Entries from a dataset of interfaces:
/---

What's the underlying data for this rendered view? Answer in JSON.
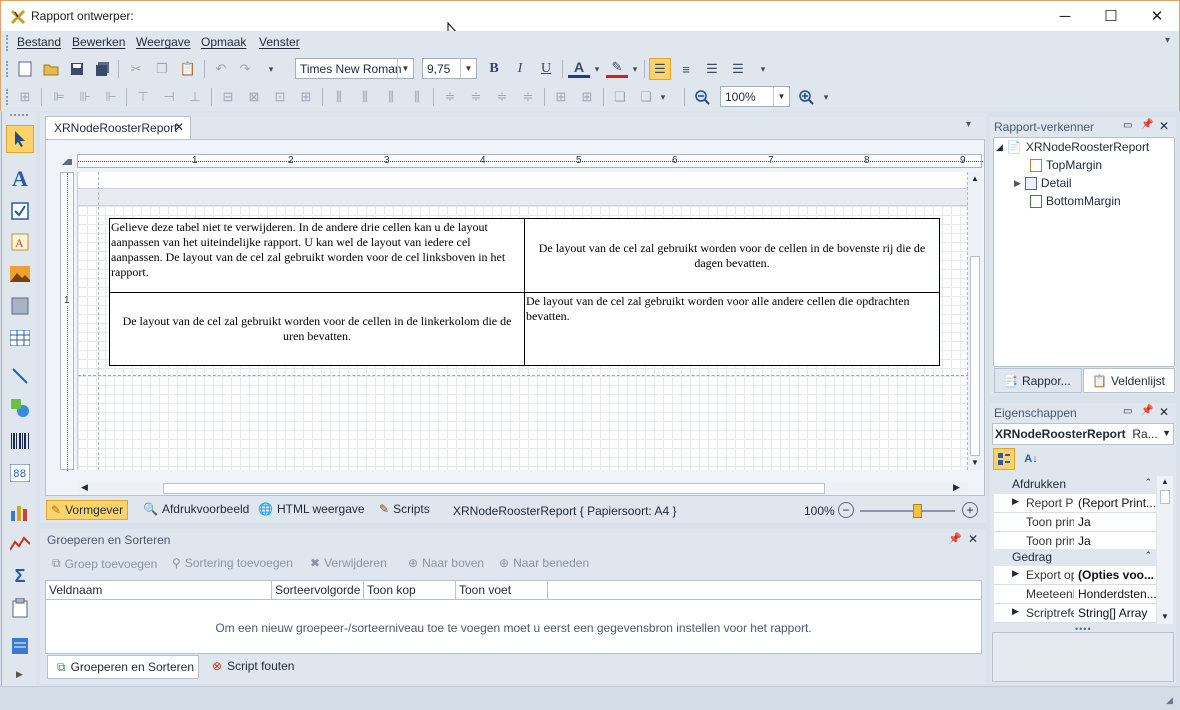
{
  "window": {
    "title": "Rapport ontwerper:",
    "controls": {
      "minimize": "─",
      "maximize": "☐",
      "close": "✕"
    }
  },
  "menu": [
    "Bestand",
    "Bewerken",
    "Weergave",
    "Opmaak",
    "Venster"
  ],
  "toolbar": {
    "font_name": "Times New Roman",
    "font_size": "9,75",
    "bold": "B",
    "italic": "I",
    "underline": "U",
    "zoom": "100%"
  },
  "document": {
    "tab_label": "XRNodeRoosterReport",
    "cells": {
      "top_left": "Gelieve deze tabel niet te verwijderen. In de andere drie cellen kan u de layout aanpassen van het uiteindelijke rapport. U kan wel de layout van iedere cel aanpassen. De layout van de cel zal gebruikt worden voor de cel linksboven in het rapport.",
      "top_right": "De layout van de cel zal gebruikt worden voor de cellen in de bovenste rij die de dagen bevatten.",
      "bottom_left": "De layout van de cel zal gebruikt worden voor de cellen in de linkerkolom die de uren bevatten.",
      "bottom_right": "De layout van de cel zal gebruikt worden voor alle andere cellen die opdrachten bevatten."
    },
    "ruler_numbers": [
      "1",
      "2",
      "3",
      "4",
      "5",
      "6",
      "7",
      "8",
      "9"
    ],
    "vruler_numbers": [
      "1"
    ]
  },
  "designer_bar": {
    "vormgever": "Vormgever",
    "preview": "Afdrukvoorbeeld",
    "html": "HTML weergave",
    "scripts": "Scripts",
    "status": "XRNodeRoosterReport { Papiersoort: A4 }",
    "zoom": "100%",
    "zoom_level": 0.6
  },
  "group_sort": {
    "title": "Groeperen en Sorteren",
    "actions": [
      "Groep toevoegen",
      "Sortering toevoegen",
      "Verwijderen",
      "Naar boven",
      "Naar beneden"
    ],
    "columns": [
      "Veldnaam",
      "Sorteervolgorde",
      "Toon kop",
      "Toon voet"
    ],
    "empty_message": "Om een nieuw groepeer-/sorteerniveau toe te voegen moet u eerst een gegevensbron instellen voor het rapport.",
    "tabs": [
      "Groeperen en Sorteren",
      "Script fouten"
    ]
  },
  "explorer": {
    "title": "Rapport-verkenner",
    "root": "XRNodeRoosterReport",
    "items": [
      "TopMargin",
      "Detail",
      "BottomMargin"
    ],
    "tabs": [
      "Rappor...",
      "Veldenlijst"
    ]
  },
  "properties": {
    "title": "Eigenschappen",
    "selected": "XRNodeRoosterReport",
    "selected_suffix": "Ra...",
    "categories": [
      {
        "name": "Afdrukken",
        "rows": [
          {
            "name": "Report Pr",
            "value": "(Report Print..."
          },
          {
            "name": "Toon prin",
            "value": "Ja"
          },
          {
            "name": "Toon prin",
            "value": "Ja"
          }
        ]
      },
      {
        "name": "Gedrag",
        "rows": [
          {
            "name": "Export op",
            "value": "(Opties voo..."
          },
          {
            "name": "Meeteenh",
            "value": "Honderdsten..."
          },
          {
            "name": "Scriptrefe",
            "value": "String[] Array"
          }
        ]
      }
    ]
  }
}
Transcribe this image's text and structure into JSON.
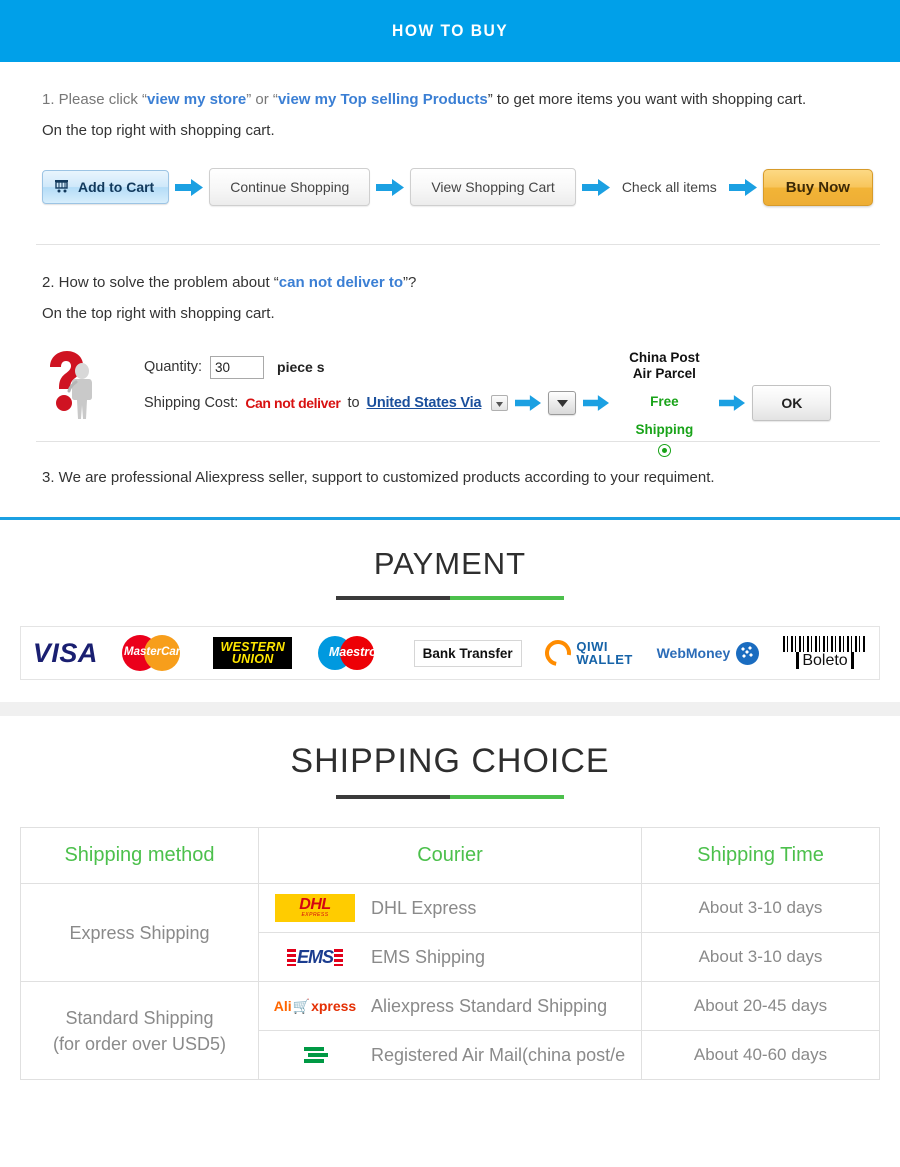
{
  "howto": {
    "header_title": "HOW TO BUY",
    "step1": {
      "line1_pre": "1. Please click “",
      "link1": "view my store",
      "mid": "” or “",
      "link2": "view my Top selling Products",
      "line1_post": "” to get more items you want with shopping cart.",
      "line2": "On the top right with shopping cart."
    },
    "flow": {
      "add_to_cart": "Add to Cart",
      "continue_shopping": "Continue Shopping",
      "view_shopping_cart": "View Shopping Cart",
      "check_all_items": "Check all items",
      "buy_now": "Buy Now"
    },
    "step2": {
      "line1_pre": "2. How to solve the problem about “",
      "link": "can not deliver to",
      "line1_post": "”?",
      "line2": "On the top right with shopping cart."
    },
    "calc": {
      "quantity_label": "Quantity:",
      "quantity_value": "30",
      "piece_label": "piece s",
      "shipping_cost_label": "Shipping Cost:",
      "cannot_deliver": "Can not deliver",
      "to_label": "to",
      "country": "United States Via",
      "service_line1": "China Post",
      "service_line2": "Air Parcel",
      "free_line1": "Free",
      "free_line2": "Shipping",
      "ok_button": "OK"
    },
    "step3": "3. We are professional Aliexpress seller, support to customized products according to your requiment."
  },
  "payment": {
    "title": "PAYMENT",
    "methods": [
      {
        "name": "visa",
        "label": "VISA"
      },
      {
        "name": "mastercard",
        "label": "MasterCard"
      },
      {
        "name": "western-union",
        "line1": "WESTERN",
        "line2": "UNION"
      },
      {
        "name": "maestro",
        "label": "Maestro"
      },
      {
        "name": "bank-transfer",
        "label": "Bank Transfer"
      },
      {
        "name": "qiwi-wallet",
        "line1": "QIWI",
        "line2": "WALLET"
      },
      {
        "name": "webmoney",
        "label": "WebMoney"
      },
      {
        "name": "boleto",
        "label": "Boleto"
      }
    ]
  },
  "shipping": {
    "title": "SHIPPING CHOICE",
    "headers": {
      "method": "Shipping method",
      "courier": "Courier",
      "time": "Shipping Time"
    },
    "groups": [
      {
        "method": "Express Shipping",
        "rows": [
          {
            "logo": "dhl",
            "courier": "DHL Express",
            "time": "About 3-10 days"
          },
          {
            "logo": "ems",
            "courier": "EMS Shipping",
            "time": "About 3-10 days"
          }
        ]
      },
      {
        "method_line1": "Standard Shipping",
        "method_line2": "(for order over USD5)",
        "rows": [
          {
            "logo": "aliexpress",
            "courier": "Aliexpress Standard Shipping",
            "time": "About 20-45 days"
          },
          {
            "logo": "china-post",
            "courier": "Registered Air Mail(china post/e",
            "time": "About 40-60 days"
          }
        ]
      }
    ]
  },
  "colors": {
    "header_blue": "#00a0e9",
    "link_blue": "#3b7fd4",
    "accent_green": "#4cc04c",
    "alert_red": "#d81111"
  }
}
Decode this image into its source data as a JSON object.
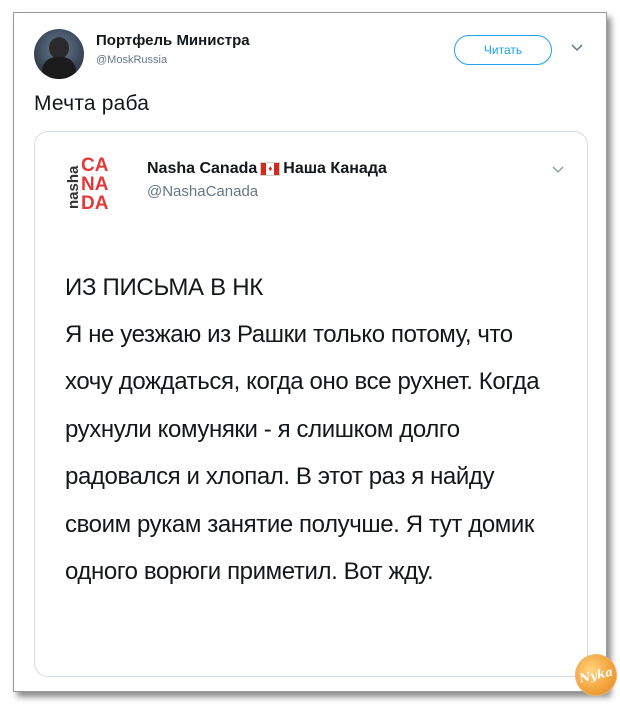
{
  "tweet": {
    "author_name": "Портфель Министра",
    "author_handle": "@MoskRussia",
    "follow_label": "Читать",
    "text": "Мечта раба"
  },
  "quoted_tweet": {
    "author_name": "Nasha Canada",
    "author_name_cyr": "Наша Канада",
    "author_handle": "@NashaCanada",
    "logo_side_text": "nasha",
    "logo_text_1": "CA",
    "logo_text_2": "NA",
    "logo_text_3": "DA",
    "heading": "ИЗ ПИСЬМА В НК",
    "body": "Я не уезжаю из Рашки только потому, что хочу дождаться, когда оно все рухнет. Когда рухнули комуняки - я слишком долго радовался и хлопал. В этот раз я найду своим рукам занятие получше. Я тут домик одного ворюги приметил. Вот жду."
  },
  "watermark": {
    "text": "Nyka"
  },
  "colors": {
    "accent": "#1da1f2",
    "logo_red": "#e23a3a",
    "secondary_text": "#657786"
  },
  "icons": {
    "menu": "chevron-down-icon",
    "flag": "canada-flag-icon"
  }
}
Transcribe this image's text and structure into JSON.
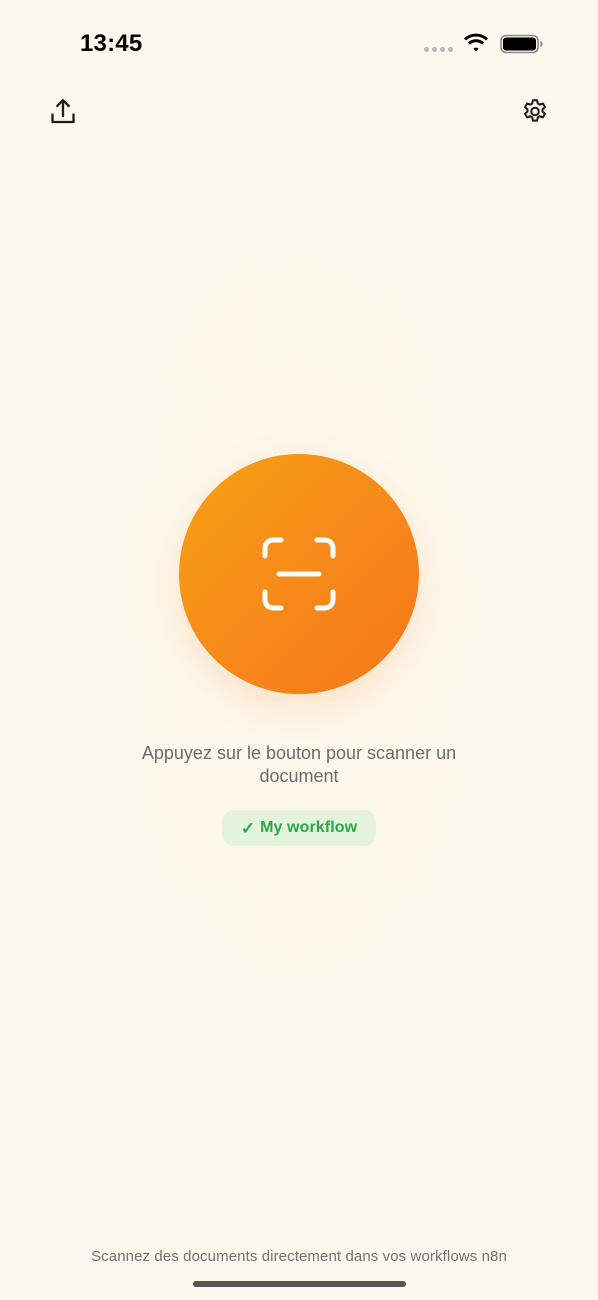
{
  "status_bar": {
    "time": "13:45"
  },
  "toolbar": {
    "upload_icon": "share-upload-icon",
    "settings_icon": "gear-icon"
  },
  "scan": {
    "icon": "document-scanner-icon",
    "instruction": "Appuyez sur le bouton pour scanner un document"
  },
  "workflow": {
    "check_symbol": "✓",
    "name": "My workflow"
  },
  "footer": {
    "tagline": "Scannez des documents directement dans vos workflows n8n"
  },
  "colors": {
    "background": "#fdf8ee",
    "scan_button_start": "#f7a213",
    "scan_button_end": "#f5761c",
    "workflow_badge_bg": "#e4f3dc",
    "workflow_text": "#2aa847"
  }
}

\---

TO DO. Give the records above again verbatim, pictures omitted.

RESULT.
What's the underlying data for this rendered view? Answer in JSON.
{
  "window": {
    "title": "Rapport ontwerper:",
    "controls": {
      "minimize": "─",
      "maximize": "☐",
      "close": "✕"
    }
  },
  "menu": [
    "Bestand",
    "Bewerken",
    "Weergave",
    "Opmaak",
    "Venster"
  ],
  "toolbar": {
    "font_name": "Times New Roman",
    "font_size": "9,75",
    "bold": "B",
    "italic": "I",
    "underline": "U",
    "zoom": "100%"
  },
  "document": {
    "tab_label": "XRNodeRoosterReport",
    "cells": {
      "top_left": "Gelieve deze tabel niet te verwijderen. In de andere drie cellen kan u de layout aanpassen van het uiteindelijke rapport. U kan wel de layout van iedere cel aanpassen. De layout van de cel zal gebruikt worden voor de cel linksboven in het rapport.",
      "top_right": "De layout van de cel zal gebruikt worden voor de cellen in de bovenste rij die de dagen bevatten.",
      "bottom_left": "De layout van de cel zal gebruikt worden voor de cellen in de linkerkolom die de uren bevatten.",
      "bottom_right": "De layout van de cel zal gebruikt worden voor alle andere cellen die opdrachten bevatten."
    },
    "ruler_numbers": [
      "1",
      "2",
      "3",
      "4",
      "5",
      "6",
      "7",
      "8",
      "9"
    ],
    "vruler_numbers": [
      "1"
    ]
  },
  "designer_bar": {
    "vormgever": "Vormgever",
    "preview": "Afdrukvoorbeeld",
    "html": "HTML weergave",
    "scripts": "Scripts",
    "status": "XRNodeRoosterReport { Papiersoort: A4 }",
    "zoom": "100%",
    "zoom_level": 0.6
  },
  "group_sort": {
    "title": "Groeperen en Sorteren",
    "actions": [
      "Groep toevoegen",
      "Sortering toevoegen",
      "Verwijderen",
      "Naar boven",
      "Naar beneden"
    ],
    "columns": [
      "Veldnaam",
      "Sorteervolgorde",
      "Toon kop",
      "Toon voet"
    ],
    "empty_message": "Om een nieuw groepeer-/sorteerniveau toe te voegen moet u eerst een gegevensbron instellen voor het rapport.",
    "tabs": [
      "Groeperen en Sorteren",
      "Script fouten"
    ]
  },
  "explorer": {
    "title": "Rapport-verkenner",
    "root": "XRNodeRoosterReport",
    "items": [
      "TopMargin",
      "Detail",
      "BottomMargin"
    ],
    "tabs": [
      "Rappor...",
      "Veldenlijst"
    ]
  },
  "properties": {
    "title": "Eigenschappen",
    "selected": "XRNodeRoosterReport",
    "selected_suffix": "Ra...",
    "categories": [
      {
        "name": "Afdrukken",
        "rows": [
          {
            "name": "Report Pr",
            "value": "(Report Print..."
          },
          {
            "name": "Toon prin",
            "value": "Ja"
          },
          {
            "name": "Toon prin",
            "value": "Ja"
          }
        ]
      },
      {
        "name": "Gedrag",
        "rows": [
          {
            "name": "Export op",
            "value": "(Opties voo..."
          },
          {
            "name": "Meeteenh",
            "value": "Honderdsten..."
          },
          {
            "name": "Scriptrefe",
            "value": "String[] Array"
          }
        ]
      }
    ]
  }
}
Transcribe this image's text and structure into JSON.
{
  "howto": {
    "header_title": "HOW TO BUY",
    "step1": {
      "line1_pre": "1. Please click “",
      "link1": "view my store",
      "mid": "” or “",
      "link2": "view my Top selling Products",
      "line1_post": "” to get more items you want with shopping cart.",
      "line2": "On the top right with shopping cart."
    },
    "flow": {
      "add_to_cart": "Add to Cart",
      "continue_shopping": "Continue Shopping",
      "view_shopping_cart": "View Shopping Cart",
      "check_all_items": "Check all items",
      "buy_now": "Buy Now"
    },
    "step2": {
      "line1_pre": "2. How to solve the problem about “",
      "link": "can not deliver to",
      "line1_post": "”?",
      "line2": "On the top right with shopping cart."
    },
    "calc": {
      "quantity_label": "Quantity:",
      "quantity_value": "30",
      "piece_label": "piece s",
      "shipping_cost_label": "Shipping Cost:",
      "cannot_deliver": "Can not deliver",
      "to_label": "to",
      "country": "United States Via",
      "service_line1": "China Post",
      "service_line2": "Air Parcel",
      "free_line1": "Free",
      "free_line2": "Shipping",
      "ok_button": "OK"
    },
    "step3": "3. We are professional Aliexpress seller, support to customized products according to your requiment."
  },
  "payment": {
    "title": "PAYMENT",
    "methods": [
      {
        "name": "visa",
        "label": "VISA"
      },
      {
        "name": "mastercard",
        "label": "MasterCard"
      },
      {
        "name": "western-union",
        "line1": "WESTERN",
        "line2": "UNION"
      },
      {
        "name": "maestro",
        "label": "Maestro"
      },
      {
        "name": "bank-transfer",
        "label": "Bank Transfer"
      },
      {
        "name": "qiwi-wallet",
        "line1": "QIWI",
        "line2": "WALLET"
      },
      {
        "name": "webmoney",
        "label": "WebMoney"
      },
      {
        "name": "boleto",
        "label": "Boleto"
      }
    ]
  },
  "shipping": {
    "title": "SHIPPING CHOICE",
    "headers": {
      "method": "Shipping method",
      "courier": "Courier",
      "time": "Shipping Time"
    },
    "groups": [
      {
        "method": "Express Shipping",
        "rows": [
          {
            "logo": "dhl",
            "courier": "DHL Express",
            "time": "About 3-10 days"
          },
          {
            "logo": "ems",
            "courier": "EMS Shipping",
            "time": "About 3-10 days"
          }
        ]
      },
      {
        "method_line1": "Standard Shipping",
        "method_line2": "(for order over USD5)",
        "rows": [
          {
            "logo": "aliexpress",
            "courier": "Aliexpress Standard Shipping",
            "time": "About 20-45 days"
          },
          {
            "logo": "china-post",
            "courier": "Registered Air Mail(china post/e",
            "time": "About 40-60 days"
          }
        ]
      }
    ]
  },
  "colors": {
    "header_blue": "#00a0e9",
    "link_blue": "#3b7fd4",
    "accent_green": "#4cc04c",
    "alert_red": "#d81111"
  }
}
Decode this image into its source data as a JSON object.
{
  "tweet": {
    "author_name": "Портфель Министра",
    "author_handle": "@MoskRussia",
    "follow_label": "Читать",
    "text": "Мечта раба"
  },
  "quoted_tweet": {
    "author_name": "Nasha Canada",
    "author_name_cyr": "Наша Канада",
    "author_handle": "@NashaCanada",
    "logo_side_text": "nasha",
    "logo_text_1": "CA",
    "logo_text_2": "NA",
    "logo_text_3": "DA",
    "heading": "ИЗ ПИСЬМА В НК",
    "body": "Я не уезжаю из Рашки только потому, что хочу дождаться, когда оно все рухнет. Когда рухнули комуняки - я слишком долго радовался и хлопал. В этот раз я найду своим рукам занятие получше. Я тут домик одного ворюги приметил. Вот жду."
  },
  "watermark": {
    "text": "Nyka"
  },
  "colors": {
    "accent": "#1da1f2",
    "logo_red": "#e23a3a",
    "secondary_text": "#657786"
  },
  "icons": {
    "menu": "chevron-down-icon",
    "flag": "canada-flag-icon"
  }
}
Transcribe this image's text and structure into JSON.
{
  "status_bar": {
    "time": "13:45"
  },
  "toolbar": {
    "upload_icon": "share-upload-icon",
    "settings_icon": "gear-icon"
  },
  "scan": {
    "icon": "document-scanner-icon",
    "instruction": "Appuyez sur le bouton pour scanner un document"
  },
  "workflow": {
    "check_symbol": "✓",
    "name": "My workflow"
  },
  "footer": {
    "tagline": "Scannez des documents directement dans vos workflows n8n"
  },
  "colors": {
    "background": "#fdf8ee",
    "scan_button_start": "#f7a213",
    "scan_button_end": "#f5761c",
    "workflow_badge_bg": "#e4f3dc",
    "workflow_text": "#2aa847"
  }
}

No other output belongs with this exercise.